Woodcut of the medieval university

Woodcut of the medieval university

The educational and spiritual formation of Martin Luther has received a great deal of attention in recent years, and the studies of Oberman, Hendrix, and Kolb all give treatment to Luther’s education, family life, and upbringing. Though citing the dearth of information from Luther’s early years in Eisleben, Oberman takes a critical approach to his formative years under Hans and Margaret, viewing them as important in an understanding of Luther, though not in the overbearing manner of earlier scholarship.[1] One social factor that Oberman attributes to young Martin as the result of his parents was his sympathetic understanding of the common folk; though not peasants in the strict sense of the term,[2] Oberman argues that Luther learned much practicality and commonality from his parents.[3] Additionally, Oberman infers from Luther’s prayer to St. Anne that he had received at least some form of training and understanding of traditional medieval Catholic popular piety.[4] In considering Luther’s education at Mansfield, Oberman seeks to refute the once prevalent idea that he had been influenced by the Brethren of the Common Life of the Devotio Moderna movement.[5] Oberman also writes at some length concerning the role of witchcraft in young Martin’s life, though he ultimately concludes that while the Devil remained a very real figure for the mature Luther, the folk lore of the common German people had a negligible effect on his thought, writing that, “How curious that there should still be the gullible Hanna and her superstitions which are supposed to have had such a decisive influence on Luther.”[6] Continue reading
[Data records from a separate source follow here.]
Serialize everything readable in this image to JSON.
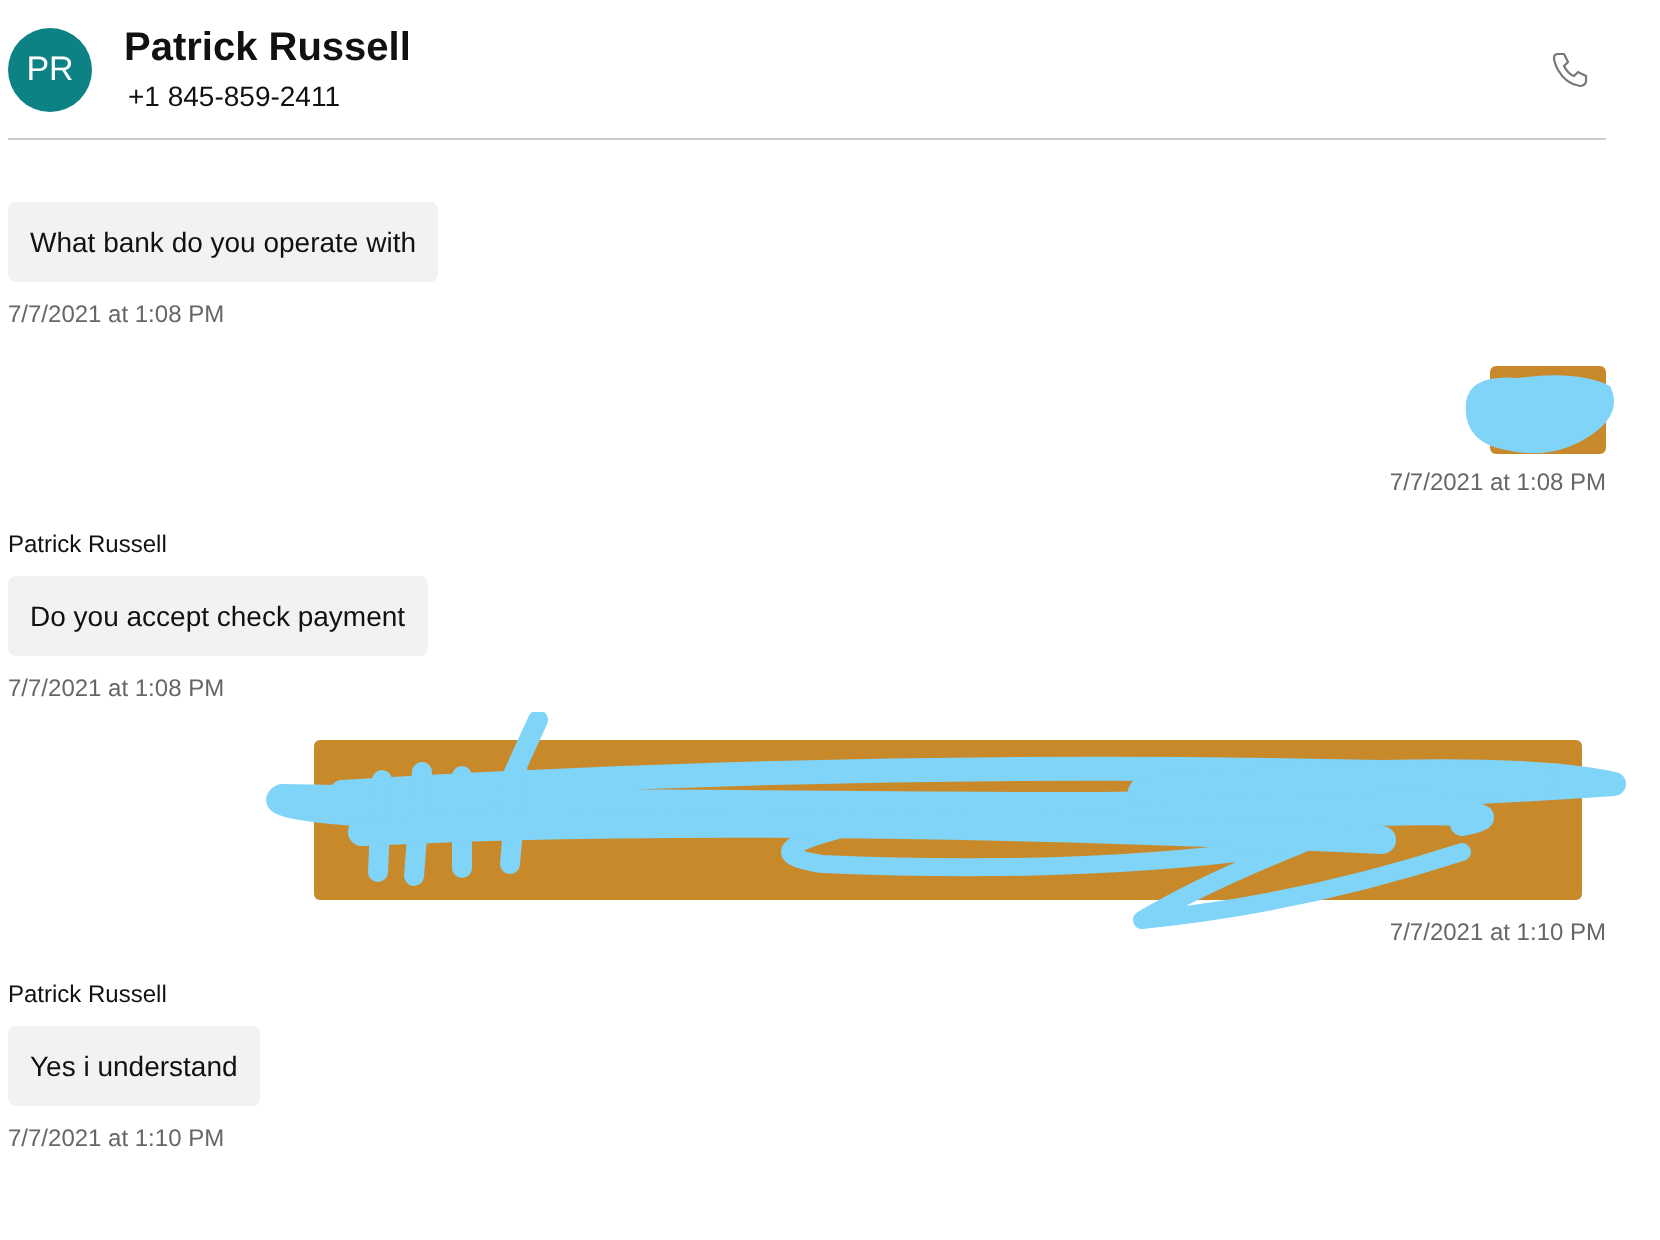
{
  "contact": {
    "initials": "PR",
    "name": "Patrick Russell",
    "phone": "+1 845-859-2411"
  },
  "messages": [
    {
      "kind": "incoming",
      "text": "What bank do you operate with",
      "time": "7/7/2021 at 1:08 PM"
    },
    {
      "kind": "outgoing",
      "time": "7/7/2021 at 1:08 PM"
    },
    {
      "kind": "incoming",
      "sender": "Patrick Russell",
      "text": "Do you accept check payment",
      "time": "7/7/2021 at 1:08 PM"
    },
    {
      "kind": "outgoing",
      "time": "7/7/2021 at 1:10 PM"
    },
    {
      "kind": "incoming",
      "sender": "Patrick Russell",
      "text": "Yes i understand",
      "time": "7/7/2021 at 1:10 PM"
    }
  ]
}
Reflections on an MA

“A man who has been many places is not likely to be deceived by the local errors of his native village: the scholar has lived in many times and is therefore in some degree immune from the great cataract of nonsense that pours from the press and the microphone of his own age.” –C.S. Lewis
WFU Graduation

WFU Graduation
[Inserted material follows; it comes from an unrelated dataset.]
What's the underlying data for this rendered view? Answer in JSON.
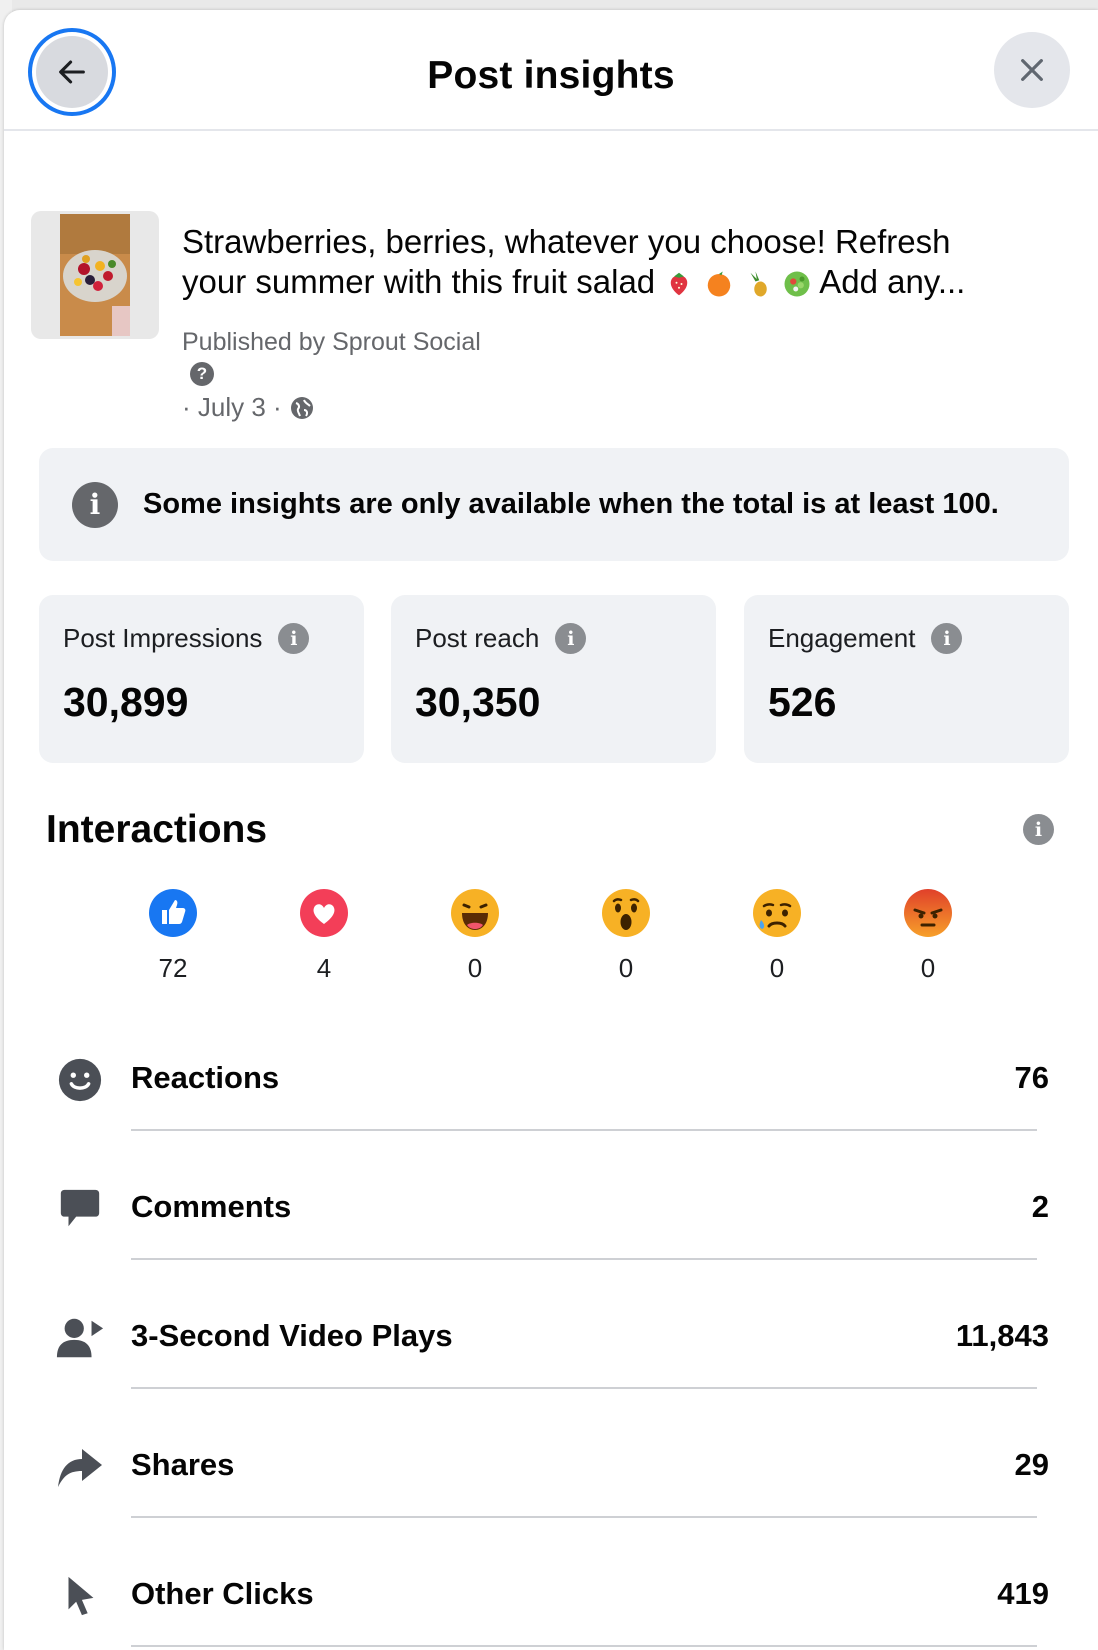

Monday marked the official completion of my Master of Art’s degree from Wake Forest University. It has been a long and interesting two years here in Winston-Salem (NC), two years of learning and joy mixed with heartbreak, pain, and uncertainty. Hayley and I have developed many good friendships while here in the South, grown together in our marriage, and learned much about balancing life, work, and education. While challenging at times, my time in the Wake Forest Religion Department was highly informative, and my work in the WFU Classics Department learning Greek and Latin was a blast (despite the long hours and frequent lack of sleep). Engagement with the perspectives of my colleagues and professors has been a formative experience that (I hope) has improved me as a person and as a scholar. Hayley and I have enjoyed having the time and freedom to enjoy each other’s company, to take long walks together, and to share the ‘Church Search’ experience with each other. We’ve been very blessed in doing life together here in North Carolina.

That said, we’ve also had some experiences which were not nearly as pleasant: the pain of church leadership devoted to their own agenda’s, the physical and mental anguish of an unknown health problem, and the uncertainty of what future schooling might involve. Nearly two years ago when planning the move to Winston-Salem, we purposed to make these years a challenge of sorts, seeking to experience life (married life, specifically) ‘on our own.’ There have been times when we felt this choice was a mistake. Our newly-married naiveté played into the church situation, though the developments in our own lives as a result of our Church Search have provided something of a silver lining to that pain. Hayley’s ongoing healthcare battle continues to weigh upon us both, though through a dear friend God has provided a doctor who is both professional and proficient. And despite months of uncertainty regarding where we were headed after Wake Forest and what we would be doing, we did finally receive guidance to our next stop in St. Louis. Continue reading